Data listing:

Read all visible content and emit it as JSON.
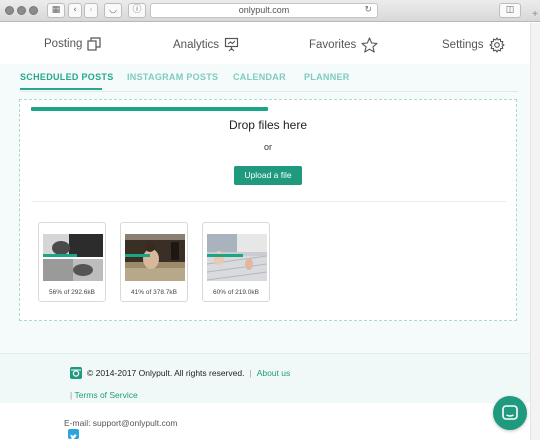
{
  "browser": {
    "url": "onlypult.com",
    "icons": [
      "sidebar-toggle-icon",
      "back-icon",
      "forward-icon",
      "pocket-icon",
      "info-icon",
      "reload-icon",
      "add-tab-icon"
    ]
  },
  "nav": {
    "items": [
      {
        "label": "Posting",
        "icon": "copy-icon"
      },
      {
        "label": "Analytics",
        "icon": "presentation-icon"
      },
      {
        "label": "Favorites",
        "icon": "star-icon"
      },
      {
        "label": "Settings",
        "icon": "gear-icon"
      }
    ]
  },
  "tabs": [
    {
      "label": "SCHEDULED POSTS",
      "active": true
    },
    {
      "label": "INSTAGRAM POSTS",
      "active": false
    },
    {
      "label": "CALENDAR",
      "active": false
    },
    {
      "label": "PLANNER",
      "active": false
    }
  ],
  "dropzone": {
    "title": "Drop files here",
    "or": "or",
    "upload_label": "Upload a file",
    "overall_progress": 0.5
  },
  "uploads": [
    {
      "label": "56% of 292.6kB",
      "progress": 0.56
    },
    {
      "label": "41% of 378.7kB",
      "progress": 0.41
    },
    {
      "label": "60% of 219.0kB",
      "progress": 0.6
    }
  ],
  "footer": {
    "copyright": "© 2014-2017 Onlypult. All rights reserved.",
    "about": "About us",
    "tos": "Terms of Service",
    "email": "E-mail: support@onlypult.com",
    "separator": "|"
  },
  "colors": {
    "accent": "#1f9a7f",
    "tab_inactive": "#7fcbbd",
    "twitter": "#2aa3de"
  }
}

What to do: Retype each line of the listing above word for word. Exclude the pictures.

Answer to this problem:
Read all visible content and emit it as JSON.
{
  "browser": {
    "url": "onlypult.com",
    "icons": [
      "sidebar-toggle-icon",
      "back-icon",
      "forward-icon",
      "pocket-icon",
      "info-icon",
      "reload-icon",
      "add-tab-icon"
    ]
  },
  "nav": {
    "items": [
      {
        "label": "Posting",
        "icon": "copy-icon"
      },
      {
        "label": "Analytics",
        "icon": "presentation-icon"
      },
      {
        "label": "Favorites",
        "icon": "star-icon"
      },
      {
        "label": "Settings",
        "icon": "gear-icon"
      }
    ]
  },
  "tabs": [
    {
      "label": "SCHEDULED POSTS",
      "active": true
    },
    {
      "label": "INSTAGRAM POSTS",
      "active": false
    },
    {
      "label": "CALENDAR",
      "active": false
    },
    {
      "label": "PLANNER",
      "active": false
    }
  ],
  "dropzone": {
    "title": "Drop files here",
    "or": "or",
    "upload_label": "Upload a file",
    "overall_progress": 0.5
  },
  "uploads": [
    {
      "label": "56% of 292.6kB",
      "progress": 0.56
    },
    {
      "label": "41% of 378.7kB",
      "progress": 0.41
    },
    {
      "label": "60% of 219.0kB",
      "progress": 0.6
    }
  ],
  "footer": {
    "copyright": "© 2014-2017 Onlypult. All rights reserved.",
    "about": "About us",
    "tos": "Terms of Service",
    "email": "E-mail: support@onlypult.com",
    "separator": "|"
  },
  "colors": {
    "accent": "#1f9a7f",
    "tab_inactive": "#7fcbbd",
    "twitter": "#2aa3de"
  }
}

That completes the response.